● **Items from an interface collection**
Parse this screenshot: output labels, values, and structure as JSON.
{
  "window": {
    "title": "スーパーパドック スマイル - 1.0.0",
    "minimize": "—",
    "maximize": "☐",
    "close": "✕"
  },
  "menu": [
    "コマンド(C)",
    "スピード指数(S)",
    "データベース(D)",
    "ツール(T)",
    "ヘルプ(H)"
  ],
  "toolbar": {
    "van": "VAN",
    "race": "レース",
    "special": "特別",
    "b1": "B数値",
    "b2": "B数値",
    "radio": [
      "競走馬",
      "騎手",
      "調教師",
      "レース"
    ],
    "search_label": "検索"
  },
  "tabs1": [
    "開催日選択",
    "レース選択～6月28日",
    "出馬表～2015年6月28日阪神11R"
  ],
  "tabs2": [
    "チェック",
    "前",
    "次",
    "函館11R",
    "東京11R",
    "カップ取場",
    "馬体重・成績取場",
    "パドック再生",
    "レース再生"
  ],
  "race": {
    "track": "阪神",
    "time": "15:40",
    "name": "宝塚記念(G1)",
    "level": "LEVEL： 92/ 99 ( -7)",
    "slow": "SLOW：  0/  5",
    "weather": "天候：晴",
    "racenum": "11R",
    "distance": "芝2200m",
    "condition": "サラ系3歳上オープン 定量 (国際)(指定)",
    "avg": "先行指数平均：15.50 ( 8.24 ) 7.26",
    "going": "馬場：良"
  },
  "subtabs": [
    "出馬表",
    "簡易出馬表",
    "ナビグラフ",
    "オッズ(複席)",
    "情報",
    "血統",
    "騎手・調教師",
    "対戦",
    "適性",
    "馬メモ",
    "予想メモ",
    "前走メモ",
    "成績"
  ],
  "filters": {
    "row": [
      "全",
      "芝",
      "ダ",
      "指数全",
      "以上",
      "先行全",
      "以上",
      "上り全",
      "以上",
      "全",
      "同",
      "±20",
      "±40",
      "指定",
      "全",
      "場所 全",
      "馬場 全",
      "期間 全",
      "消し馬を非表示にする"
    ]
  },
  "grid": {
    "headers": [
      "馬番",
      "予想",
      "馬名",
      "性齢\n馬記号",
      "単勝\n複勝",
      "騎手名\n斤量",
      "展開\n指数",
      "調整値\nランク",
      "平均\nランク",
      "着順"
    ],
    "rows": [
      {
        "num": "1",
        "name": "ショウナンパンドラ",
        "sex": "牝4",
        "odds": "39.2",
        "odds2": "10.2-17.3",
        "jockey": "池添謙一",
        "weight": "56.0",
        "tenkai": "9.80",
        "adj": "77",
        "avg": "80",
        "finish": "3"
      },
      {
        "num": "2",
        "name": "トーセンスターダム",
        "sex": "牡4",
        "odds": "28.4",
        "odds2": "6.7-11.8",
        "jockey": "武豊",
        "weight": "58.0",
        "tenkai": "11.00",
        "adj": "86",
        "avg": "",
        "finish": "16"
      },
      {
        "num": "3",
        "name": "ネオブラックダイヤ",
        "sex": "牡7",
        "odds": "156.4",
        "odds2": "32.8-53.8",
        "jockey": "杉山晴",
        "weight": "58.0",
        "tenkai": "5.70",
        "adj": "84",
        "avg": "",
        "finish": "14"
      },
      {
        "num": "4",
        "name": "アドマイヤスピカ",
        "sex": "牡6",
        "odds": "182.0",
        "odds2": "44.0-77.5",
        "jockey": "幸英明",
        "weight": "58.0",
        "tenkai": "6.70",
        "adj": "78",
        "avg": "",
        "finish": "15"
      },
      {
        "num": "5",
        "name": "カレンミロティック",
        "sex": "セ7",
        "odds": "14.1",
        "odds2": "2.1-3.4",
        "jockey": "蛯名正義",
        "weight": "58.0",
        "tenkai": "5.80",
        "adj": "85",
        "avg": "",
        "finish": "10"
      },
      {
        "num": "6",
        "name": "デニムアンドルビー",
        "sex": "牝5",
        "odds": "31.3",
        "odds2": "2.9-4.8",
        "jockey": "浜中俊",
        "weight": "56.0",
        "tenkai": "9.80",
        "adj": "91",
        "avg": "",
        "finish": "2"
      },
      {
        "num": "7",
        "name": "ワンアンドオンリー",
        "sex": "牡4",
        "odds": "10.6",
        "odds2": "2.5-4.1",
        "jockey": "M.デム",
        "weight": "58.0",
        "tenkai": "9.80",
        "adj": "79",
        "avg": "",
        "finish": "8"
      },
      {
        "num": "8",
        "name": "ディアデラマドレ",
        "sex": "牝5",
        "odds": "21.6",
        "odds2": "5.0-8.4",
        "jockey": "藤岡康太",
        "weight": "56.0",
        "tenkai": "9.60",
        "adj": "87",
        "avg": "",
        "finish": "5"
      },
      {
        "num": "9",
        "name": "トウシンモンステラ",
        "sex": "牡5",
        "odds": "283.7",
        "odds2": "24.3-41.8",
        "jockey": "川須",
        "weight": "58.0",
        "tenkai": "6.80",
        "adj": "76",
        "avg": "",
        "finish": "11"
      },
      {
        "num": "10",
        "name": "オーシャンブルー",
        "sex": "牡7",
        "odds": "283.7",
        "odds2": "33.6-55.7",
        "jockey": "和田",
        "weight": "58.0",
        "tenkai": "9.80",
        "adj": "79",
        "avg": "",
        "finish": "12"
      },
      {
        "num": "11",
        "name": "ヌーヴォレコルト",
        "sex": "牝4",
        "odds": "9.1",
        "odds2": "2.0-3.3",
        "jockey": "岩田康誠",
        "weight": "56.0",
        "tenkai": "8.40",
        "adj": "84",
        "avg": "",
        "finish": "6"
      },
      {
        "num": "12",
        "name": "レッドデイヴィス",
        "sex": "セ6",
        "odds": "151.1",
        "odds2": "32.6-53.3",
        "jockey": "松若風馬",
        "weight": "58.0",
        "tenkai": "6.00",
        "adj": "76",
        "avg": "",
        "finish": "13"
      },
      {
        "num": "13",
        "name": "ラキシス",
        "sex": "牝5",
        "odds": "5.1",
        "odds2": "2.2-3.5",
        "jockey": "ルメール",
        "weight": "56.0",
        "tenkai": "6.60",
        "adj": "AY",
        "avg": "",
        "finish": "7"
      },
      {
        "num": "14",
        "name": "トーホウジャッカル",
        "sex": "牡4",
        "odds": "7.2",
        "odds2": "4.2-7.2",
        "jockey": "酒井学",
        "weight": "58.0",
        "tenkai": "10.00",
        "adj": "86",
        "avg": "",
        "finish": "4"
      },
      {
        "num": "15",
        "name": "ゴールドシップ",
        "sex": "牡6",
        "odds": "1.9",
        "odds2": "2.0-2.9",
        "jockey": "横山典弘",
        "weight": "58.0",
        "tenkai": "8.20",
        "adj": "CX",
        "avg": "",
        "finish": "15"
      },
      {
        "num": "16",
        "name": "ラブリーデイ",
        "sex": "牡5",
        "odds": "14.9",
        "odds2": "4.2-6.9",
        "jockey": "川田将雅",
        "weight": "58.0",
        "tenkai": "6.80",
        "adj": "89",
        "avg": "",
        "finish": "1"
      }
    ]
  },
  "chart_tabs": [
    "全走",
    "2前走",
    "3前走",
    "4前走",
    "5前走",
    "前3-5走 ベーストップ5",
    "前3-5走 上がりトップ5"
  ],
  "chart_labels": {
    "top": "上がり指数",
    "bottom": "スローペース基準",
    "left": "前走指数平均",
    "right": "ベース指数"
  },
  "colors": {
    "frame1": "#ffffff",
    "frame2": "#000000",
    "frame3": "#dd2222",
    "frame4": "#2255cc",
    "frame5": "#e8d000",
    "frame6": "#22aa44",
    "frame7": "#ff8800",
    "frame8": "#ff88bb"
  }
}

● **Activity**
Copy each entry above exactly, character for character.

● **Response area**
Parse this screenshot: output labels, values, and structure as JSON.
{
  "window": {
    "title": "スーパーパドック スマイル - 1.0.0",
    "minimize": "—",
    "maximize": "☐",
    "close": "✕"
  },
  "menu": [
    "コマンド(C)",
    "スピード指数(S)",
    "データベース(D)",
    "ツール(T)",
    "ヘルプ(H)"
  ],
  "toolbar": {
    "van": "VAN",
    "race": "レース",
    "special": "特別",
    "b1": "B数値",
    "b2": "B数値",
    "radio": [
      "競走馬",
      "騎手",
      "調教師",
      "レース"
    ],
    "search_label": "検索"
  },
  "tabs1": [
    "開催日選択",
    "レース選択～6月28日",
    "出馬表～2015年6月28日阪神11R"
  ],
  "tabs2": [
    "チェック",
    "前",
    "次",
    "函館11R",
    "東京11R",
    "カップ取場",
    "馬体重・成績取場",
    "パドック再生",
    "レース再生"
  ],
  "race": {
    "track": "阪神",
    "time": "15:40",
    "name": "宝塚記念(G1)",
    "level": "LEVEL： 92/ 99 ( -7)",
    "slow": "SLOW：  0/  5",
    "weather": "天候：晴",
    "racenum": "11R",
    "distance": "芝2200m",
    "condition": "サラ系3歳上オープン 定量 (国際)(指定)",
    "avg": "先行指数平均：15.50 ( 8.24 ) 7.26",
    "going": "馬場：良"
  },
  "subtabs": [
    "出馬表",
    "簡易出馬表",
    "ナビグラフ",
    "オッズ(複席)",
    "情報",
    "血統",
    "騎手・調教師",
    "対戦",
    "適性",
    "馬メモ",
    "予想メモ",
    "前走メモ",
    "成績"
  ],
  "filters": {
    "row": [
      "全",
      "芝",
      "ダ",
      "指数全",
      "以上",
      "先行全",
      "以上",
      "上り全",
      "以上",
      "全",
      "同",
      "±20",
      "±40",
      "指定",
      "全",
      "場所 全",
      "馬場 全",
      "期間 全",
      "消し馬を非表示にする"
    ]
  },
  "grid": {
    "headers": [
      "馬番",
      "予想",
      "馬名",
      "性齢\n馬記号",
      "単勝\n複勝",
      "騎手名\n斤量",
      "展開\n指数",
      "調整値\nランク",
      "平均\nランク",
      "着順"
    ],
    "rows": [
      {
        "num": "1",
        "name": "ショウナンパンドラ",
        "sex": "牝4",
        "odds": "39.2",
        "odds2": "10.2-17.3",
        "jockey": "池添謙一",
        "weight": "56.0",
        "tenkai": "9.80",
        "adj": "77",
        "avg": "80",
        "finish": "3"
      },
      {
        "num": "2",
        "name": "トーセンスターダム",
        "sex": "牡4",
        "odds": "28.4",
        "odds2": "6.7-11.8",
        "jockey": "武豊",
        "weight": "58.0",
        "tenkai": "11.00",
        "adj": "86",
        "avg": "",
        "finish": "16"
      },
      {
        "num": "3",
        "name": "ネオブラックダイヤ",
        "sex": "牡7",
        "odds": "156.4",
        "odds2": "32.8-53.8",
        "jockey": "杉山晴",
        "weight": "58.0",
        "tenkai": "5.70",
        "adj": "84",
        "avg": "",
        "finish": "14"
      },
      {
        "num": "4",
        "name": "アドマイヤスピカ",
        "sex": "牡6",
        "odds": "182.0",
        "odds2": "44.0-77.5",
        "jockey": "幸英明",
        "weight": "58.0",
        "tenkai": "6.70",
        "adj": "78",
        "avg": "",
        "finish": "15"
      },
      {
        "num": "5",
        "name": "カレンミロティック",
        "sex": "セ7",
        "odds": "14.1",
        "odds2": "2.1-3.4",
        "jockey": "蛯名正義",
        "weight": "58.0",
        "tenkai": "5.80",
        "adj": "85",
        "avg": "",
        "finish": "10"
      },
      {
        "num": "6",
        "name": "デニムアンドルビー",
        "sex": "牝5",
        "odds": "31.3",
        "odds2": "2.9-4.8",
        "jockey": "浜中俊",
        "weight": "56.0",
        "tenkai": "9.80",
        "adj": "91",
        "avg": "",
        "finish": "2"
      },
      {
        "num": "7",
        "name": "ワンアンドオンリー",
        "sex": "牡4",
        "odds": "10.6",
        "odds2": "2.5-4.1",
        "jockey": "M.デム",
        "weight": "58.0",
        "tenkai": "9.80",
        "adj": "79",
        "avg": "",
        "finish": "8"
      },
      {
        "num": "8",
        "name": "ディアデラマドレ",
        "sex": "牝5",
        "odds": "21.6",
        "odds2": "5.0-8.4",
        "jockey": "藤岡康太",
        "weight": "56.0",
        "tenkai": "9.60",
        "adj": "87",
        "avg": "",
        "finish": "5"
      },
      {
        "num": "9",
        "name": "トウシンモンステラ",
        "sex": "牡5",
        "odds": "283.7",
        "odds2": "24.3-41.8",
        "jockey": "川須",
        "weight": "58.0",
        "tenkai": "6.80",
        "adj": "76",
        "avg": "",
        "finish": "11"
      },
      {
        "num": "10",
        "name": "オーシャンブルー",
        "sex": "牡7",
        "odds": "283.7",
        "odds2": "33.6-55.7",
        "jockey": "和田",
        "weight": "58.0",
        "tenkai": "9.80",
        "adj": "79",
        "avg": "",
        "finish": "12"
      },
      {
        "num": "11",
        "name": "ヌーヴォレコルト",
        "sex": "牝4",
        "odds": "9.1",
        "odds2": "2.0-3.3",
        "jockey": "岩田康誠",
        "weight": "56.0",
        "tenkai": "8.40",
        "adj": "84",
        "avg": "",
        "finish": "6"
      },
      {
        "num": "12",
        "name": "レッドデイヴィス",
        "sex": "セ6",
        "odds": "151.1",
        "odds2": "32.6-53.3",
        "jockey": "松若風馬",
        "weight": "58.0",
        "tenkai": "6.00",
        "adj": "76",
        "avg": "",
        "finish": "13"
      },
      {
        "num": "13",
        "name": "ラキシス",
        "sex": "牝5",
        "odds": "5.1",
        "odds2": "2.2-3.5",
        "jockey": "ルメール",
        "weight": "56.0",
        "tenkai": "6.60",
        "adj": "AY",
        "avg": "",
        "finish": "7"
      },
      {
        "num": "14",
        "name": "トーホウジャッカル",
        "sex": "牡4",
        "odds": "7.2",
        "odds2": "4.2-7.2",
        "jockey": "酒井学",
        "weight": "58.0",
        "tenkai": "10.00",
        "adj": "86",
        "avg": "",
        "finish": "4"
      },
      {
        "num": "15",
        "name": "ゴールドシップ",
        "sex": "牡6",
        "odds": "1.9",
        "odds2": "2.0-2.9",
        "jockey": "横山典弘",
        "weight": "58.0",
        "tenkai": "8.20",
        "adj": "CX",
        "avg": "",
        "finish": "15"
      },
      {
        "num": "16",
        "name": "ラブリーデイ",
        "sex": "牡5",
        "odds": "14.9",
        "odds2": "4.2-6.9",
        "jockey": "川田将雅",
        "weight": "58.0",
        "tenkai": "6.80",
        "adj": "89",
        "avg": "",
        "finish": "1"
      }
    ]
  },
  "chart_tabs": [
    "全走",
    "2前走",
    "3前走",
    "4前走",
    "5前走",
    "前3-5走 ベーストップ5",
    "前3-5走 上がりトップ5"
  ],
  "chart_labels": {
    "top": "上がり指数",
    "bottom": "スローペース基準",
    "left": "前走指数平均",
    "right": "ベース指数"
  },
  "colors": {
    "frame1": "#ffffff",
    "frame2": "#000000",
    "frame3": "#dd2222",
    "frame4": "#2255cc",
    "frame5": "#e8d000",
    "frame6": "#22aa44",
    "frame7": "#ff8800",
    "frame8": "#ff88bb"
  }
}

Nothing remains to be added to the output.